Netanyahu also thanked Trump for facing down Iran.

“Rather than appease those who chant ‘death to America’ and ‘death to Israel’ in Tehran, you withdrew from the dangerous nuclear Iran deal, placed crippling sanctions on Iran and took out the world’s most dangerous terrorist, Qassem Soleimani,” the prime minister said, calling the Israel-U.S. alliance “stronger than ever.”

In his remarks, Friedman noted that the embassy move was not new, but rather Trump finally actualizing the Jerusalem Embassy Act that had been passed by Congress in 1995 “by overwhelming partisan majorities.”

Several presidents before Trump had shied away from implementing the congressional act out of fear that such a move would spark a regional conflict. However, only a few minor protests were held when the embassy was moved.

That result appeared to break the common thinking in diplomatic circles that bypassing Palestinian demands would result in violent pushback. Freed of that handicap, Trump forged ahead to broker the peace treaties with the two Gulf nations – infuriating the Palestinians and Iranians, but generating no violent opposition.
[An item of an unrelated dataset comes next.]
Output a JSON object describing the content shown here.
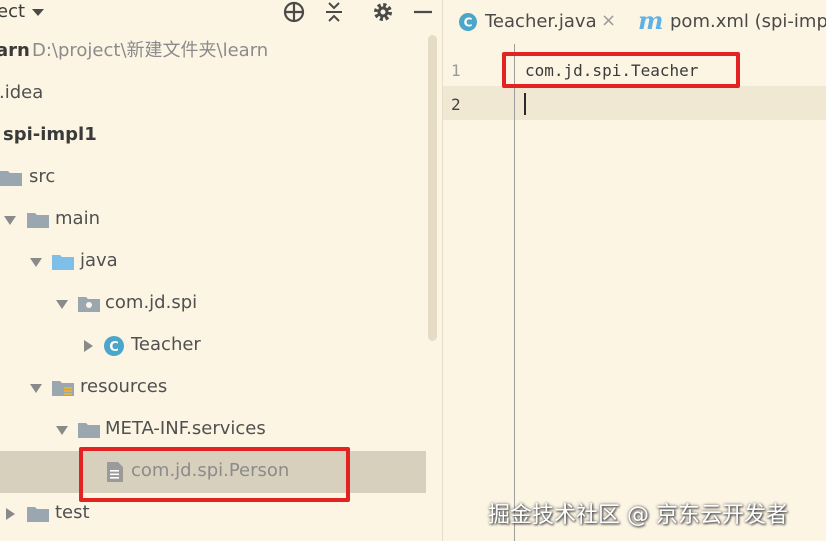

“President Trump … sent a clear message to the world that the United States stands unflinchingly with its allies, and that the United States bases its foreign policy on truth, not on wishful thinking or upon fantasies,” Friedman said, in what may be seen as a backhanded jibe at President-elect Joe Biden, who was vice president during the Obama administration’s fractious relationship with the Israeli government.